NASA kinda sent everyone in to a spin recently when they announced that there was a 13th constellation – or at least those who flip straight to the back pages of their fave box fresh gossip mag to read their horoscope. Horror is about right. Waking up a conservative Cancer only to discover by lunchtime that you’re in fact a rather loud Leo, is alarming. But with the appearance of new snake sign, Ophiuchus (aka oh f**ck), the sane and rational among us will likely point out that this 13th sign was there all along, ignored by the Babylonians because it was just plain inconvenient to divide the year into 13 months and cycles. So it begs some questions…
For example: are our traits and characters as fixed to the heavens as we think they are? Are we really just a collection of random individuals that can’t be explained? Are we in fact the opposite of what we think we are? Will I really come by that financial windfall this month? And what the hell does all this have to do with art?
Well, like her stunning Expressions art series, visual artist of many mediums, Lakshmi Mohanbabu, has many faces. She is Singaporean but she grew up in Afghanistan. Her heritage is partly Indian but she has lived in Europe and Asia. She’s based on the Little Red Dot but her work transcends boundaries. She is an artist but she’s also an architect, fashion designer, teacher, jewellery designer and sculptor. She loves to work in pen and ink but she’s equally comfortable with acrylics, water colours and 3D design. Her work takes on complicated social issues and emotions but is very easy to understand, not to mention exciting to view.
Ultimately, Lakshmi is a dichotomy, a series of contradictions, and a whole lot of talent wrapped into one. Embracing the yin and yang is the focus of her work in Expressions. While the paintings depict facial expressions though, she’s not just taking on the many facets of a person, but the different faces of an entire nation.
Lakshmi’s work for Expressions came about in response to SG50, celebrating the anniversary of Singapore’s 50 years of independence.

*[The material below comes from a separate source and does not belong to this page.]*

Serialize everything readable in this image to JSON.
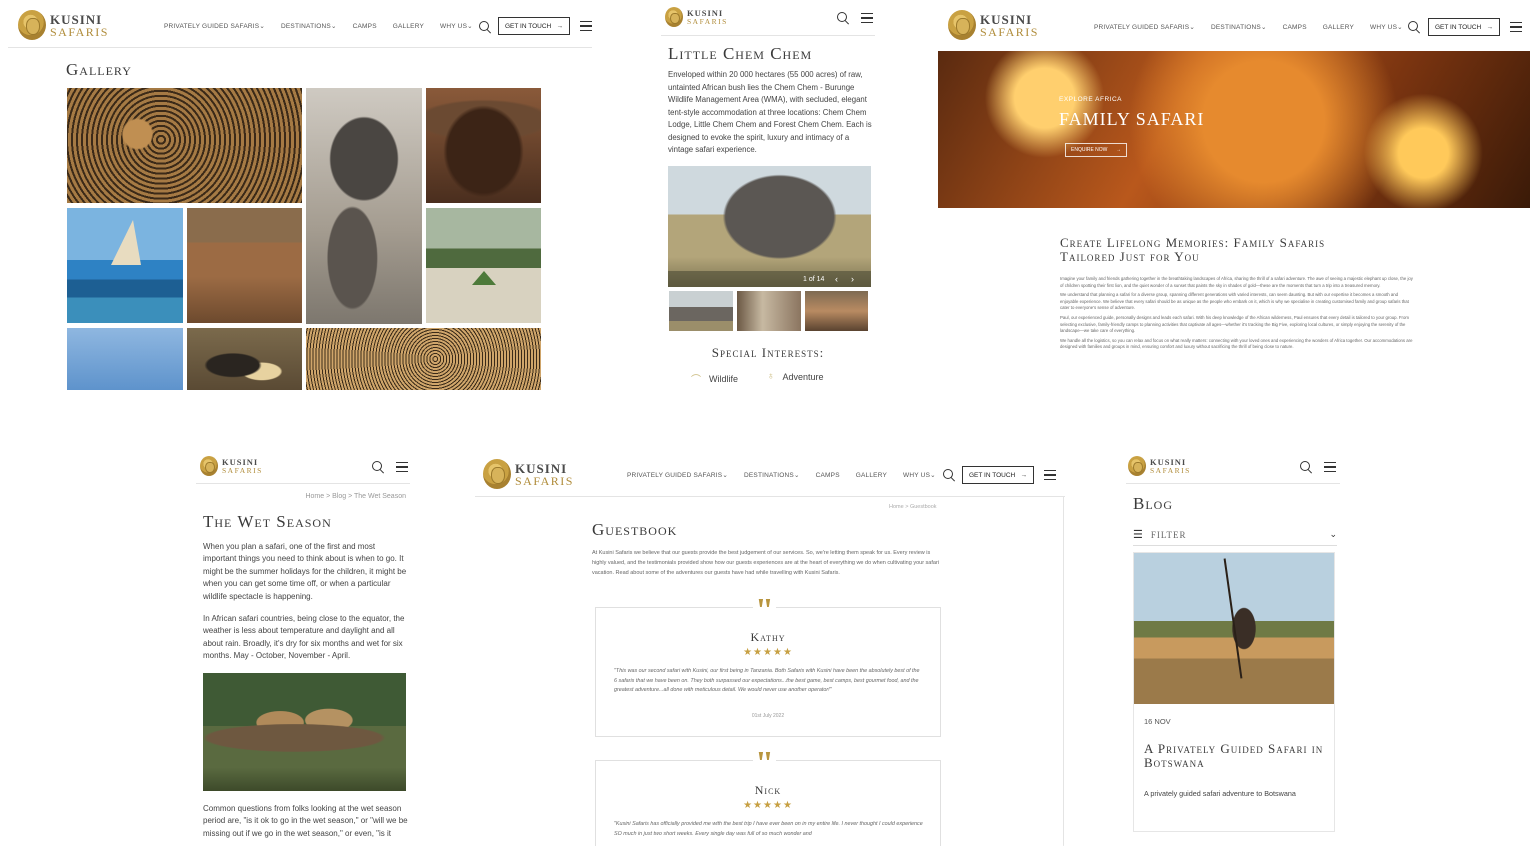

It sounds innocuous enough, given the steady and safe reputation of the nation state, but a little look back at history will tell you that Singapore had a rocky start and endured the kind of austerity, after the Second World War and its annexation from Malaysia, that makes modern Greece look like paradise (which it still is if you’re lucky enough to be a tourist).

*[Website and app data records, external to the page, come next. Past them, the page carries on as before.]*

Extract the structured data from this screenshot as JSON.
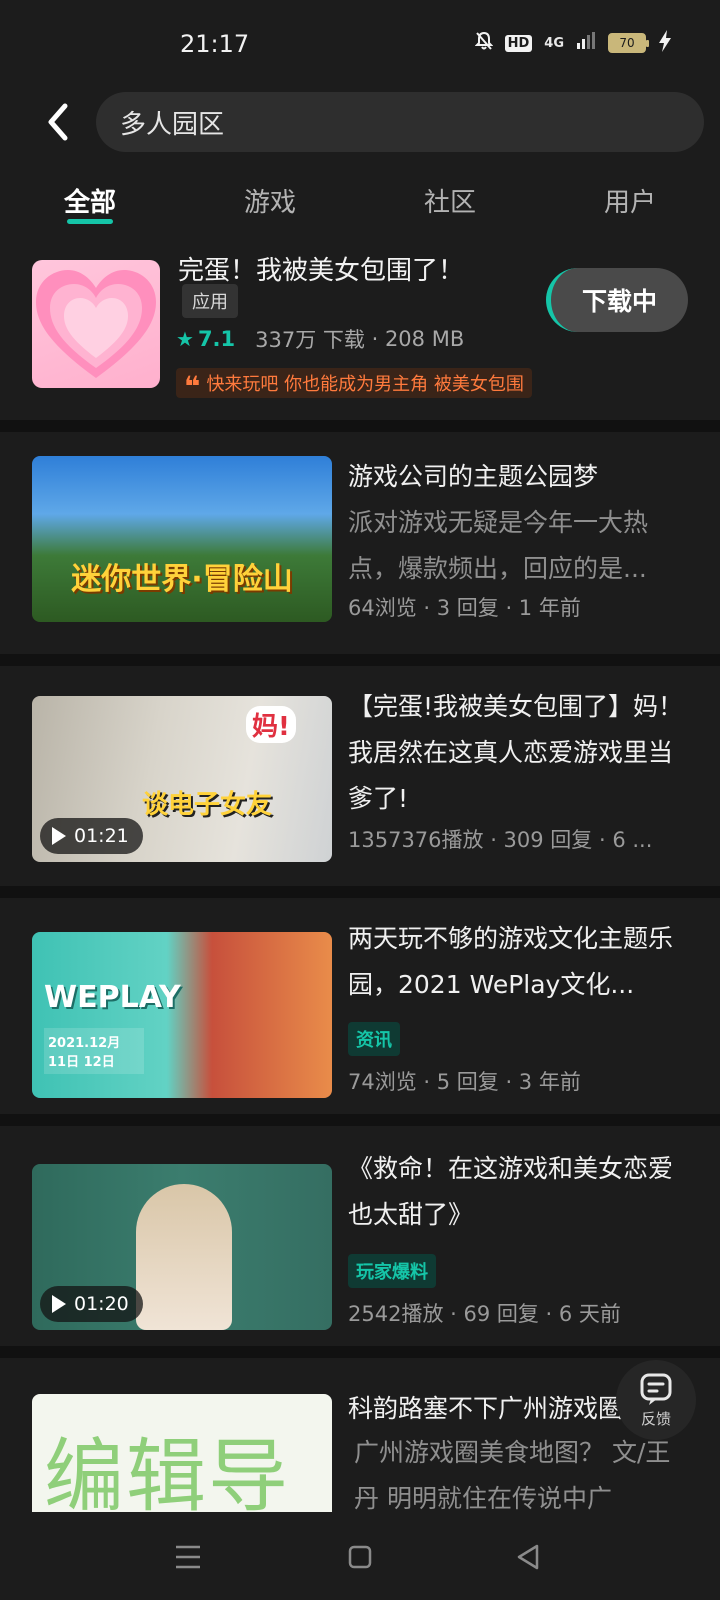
{
  "status": {
    "time": "21:17",
    "battery": "70",
    "network": "4G",
    "hd": "HD"
  },
  "search": {
    "query": "多人园区"
  },
  "tabs": [
    {
      "label": "全部",
      "active": true
    },
    {
      "label": "游戏",
      "active": false
    },
    {
      "label": "社区",
      "active": false
    },
    {
      "label": "用户",
      "active": false
    }
  ],
  "app": {
    "title": "完蛋！我被美女包围了！",
    "type": "应用",
    "rating": "7.1",
    "downloads": "337万 下载",
    "size": "208 MB",
    "quote": "快来玩吧 你也能成为男主角 被美女包围",
    "button": "下载中"
  },
  "feed": [
    {
      "thumb_text": "迷你世界·冒险山",
      "title": "游戏公司的主题公园梦",
      "desc": "派对游戏无疑是今年一大热点，爆款频出，回应的是...",
      "meta": "64浏览 · 3 回复 · 1 年前"
    },
    {
      "thumb_text": "谈电子女友",
      "thumb_text2": "妈!",
      "duration": "01:21",
      "title": "【完蛋!我被美女包围了】妈！我居然在这真人恋爱游戏里当爹了!",
      "meta": "1357376播放 · 309 回复 · 6 ..."
    },
    {
      "thumb_text": "WEPLAY",
      "thumb_date": "2021.12月 11日 12日",
      "title": "两天玩不够的游戏文化主题乐园，2021 WePlay文化...",
      "tag": "资讯",
      "meta": "74浏览 · 5 回复 · 3 年前"
    },
    {
      "duration": "01:20",
      "title": "《救命！在这游戏和美女恋爱也太甜了》",
      "tag": "玩家爆料",
      "meta": "2542播放 · 69 回复 · 6 天前"
    },
    {
      "thumb_text": "编辑导",
      "title": "科韵路塞不下广州游戏圈",
      "desc": "广州游戏圈美食地图？ 文/王丹 明明就住在传说中广"
    }
  ],
  "feedback": {
    "label": "反馈"
  },
  "colors": {
    "accent": "#15c5a8",
    "background": "#1c1c1c",
    "quote": "#ff7a3d"
  }
}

The calm and control that Singapore exudes now has come at a great cost and collective effort, and the sanitized surface belies the extremes of anguish and momentous joy that its people and politicians have experienced. This is made even more curious by a national psyche that perhaps doesn’t like to dwell on past hardship and can be hard to penetrate. All this adds up to an amazing amount of rich content for the stark, fluid, expressive painting that Lakshmi applies to human emotion with alarming command.

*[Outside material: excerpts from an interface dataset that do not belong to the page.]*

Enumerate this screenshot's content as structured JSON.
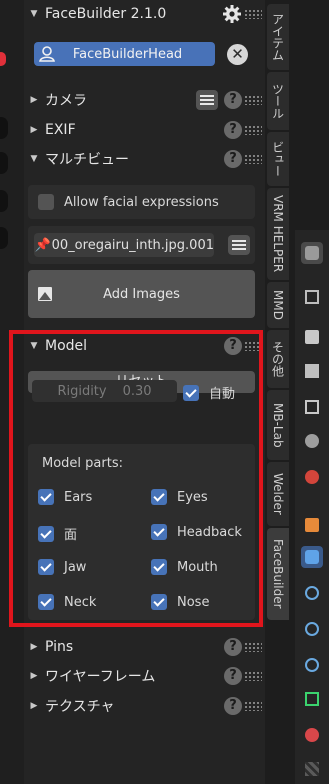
{
  "facebuilder": {
    "title": "FaceBuilder 2.1.0",
    "head_name": "FaceBuilderHead"
  },
  "panels": {
    "camera": "カメラ",
    "exif": "EXIF",
    "multiview": "マルチビュー",
    "model": "Model",
    "pins": "Pins",
    "wireframe": "ワイヤーフレーム",
    "texture": "テクスチャ"
  },
  "multiview": {
    "allow_facial_expressions": "Allow facial expressions",
    "file_name": "00_oregairu_inth.jpg.001",
    "add_images": "Add Images"
  },
  "model": {
    "reset": "リセット",
    "rigidity_label": "Rigidity",
    "rigidity_value": "0.30",
    "auto_label": "自動",
    "auto_checked": true,
    "parts_title": "Model parts:",
    "parts": [
      {
        "label": "Ears",
        "checked": true
      },
      {
        "label": "Eyes",
        "checked": true
      },
      {
        "label": "面",
        "checked": true
      },
      {
        "label": "Headback",
        "checked": true
      },
      {
        "label": "Jaw",
        "checked": true
      },
      {
        "label": "Mouth",
        "checked": true
      },
      {
        "label": "Neck",
        "checked": true
      },
      {
        "label": "Nose",
        "checked": true
      }
    ]
  },
  "tabs": [
    "アイテム",
    "ツール",
    "ビュー",
    "VRM HELPER",
    "MMD",
    "その他",
    "MB-Lab",
    "Welder",
    "FaceBuilder"
  ],
  "active_tab": "FaceBuilder",
  "colors": {
    "accent": "#4872b8",
    "highlight_border": "#e0151c",
    "panel_bg": "#242424"
  },
  "icons": {
    "settings": "gear-icon",
    "help": "question-icon",
    "remove": "close-icon",
    "pin": "pin-icon",
    "image": "image-icon",
    "user": "user-icon"
  }
}
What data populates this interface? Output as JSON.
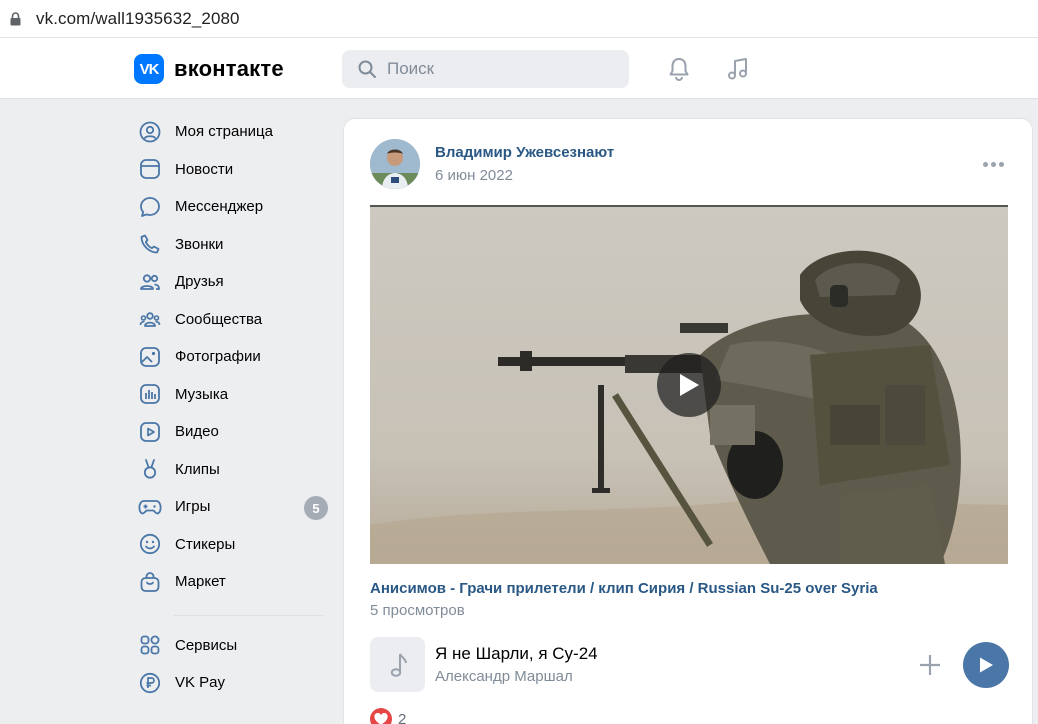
{
  "browser": {
    "url": "vk.com/wall1935632_2080",
    "lock_icon": "lock-icon"
  },
  "header": {
    "logo_mark": "VK",
    "logo_text": "вконтакте",
    "search_placeholder": "Поиск",
    "icons": [
      "bell-icon",
      "music-note-icon"
    ],
    "accent": "#0077ff"
  },
  "sidebar": {
    "items": [
      {
        "label": "Моя страница",
        "icon": "user-circle-icon"
      },
      {
        "label": "Новости",
        "icon": "news-icon"
      },
      {
        "label": "Мессенджер",
        "icon": "message-bubble-icon"
      },
      {
        "label": "Звонки",
        "icon": "phone-icon"
      },
      {
        "label": "Друзья",
        "icon": "friends-icon"
      },
      {
        "label": "Сообщества",
        "icon": "communities-icon"
      },
      {
        "label": "Фотографии",
        "icon": "photo-icon"
      },
      {
        "label": "Музыка",
        "icon": "music-icon"
      },
      {
        "label": "Видео",
        "icon": "video-icon"
      },
      {
        "label": "Клипы",
        "icon": "clips-icon"
      },
      {
        "label": "Игры",
        "icon": "gamepad-icon",
        "badge": "5"
      },
      {
        "label": "Стикеры",
        "icon": "smile-icon"
      },
      {
        "label": "Маркет",
        "icon": "bag-icon"
      }
    ],
    "extra_items": [
      {
        "label": "Сервисы",
        "icon": "grid-icon"
      },
      {
        "label": "VK Pay",
        "icon": "ruble-icon"
      }
    ]
  },
  "post": {
    "author": "Владимир Ужевсезнают",
    "date": "6 июн 2022",
    "video": {
      "title": "Анисимов - Грачи прилетели / клип Сирия / Russian Su-25 over Syria",
      "views": "5 просмотров"
    },
    "audio": {
      "title": "Я не Шарли, я Су-24",
      "artist": "Александр Маршал"
    },
    "likes": "2",
    "link_color": "#2a5885",
    "play_color": "#4a76a8"
  }
}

Drawing on the melodramatic and extreme masks and makeup of Chinese Opera, Japanese Kabuki and Greek Tragi-Comedy, Lakshmi has portrayed a series of 10 pairs of black, white and red paintings that leap out of two dimensions to assault the viewer. The collection serves to show the spectrum of faces that Singapore must have worn to get to where she has. Amongst the expertly executed flourishes, jagged edges, wafting curlicues and sharp lines in red and black, lifelike eyes and mouths have the viewer wondering how so much can be conveyed using seemingly so little in the way of definition. Harnessing negative space charges these pictures with intensity and power. Much like Singapore itself. It’s eye-catching stuff that demands attention. Even more so than your two-faced Gemini friend (who may now be an introverted Cancerian?).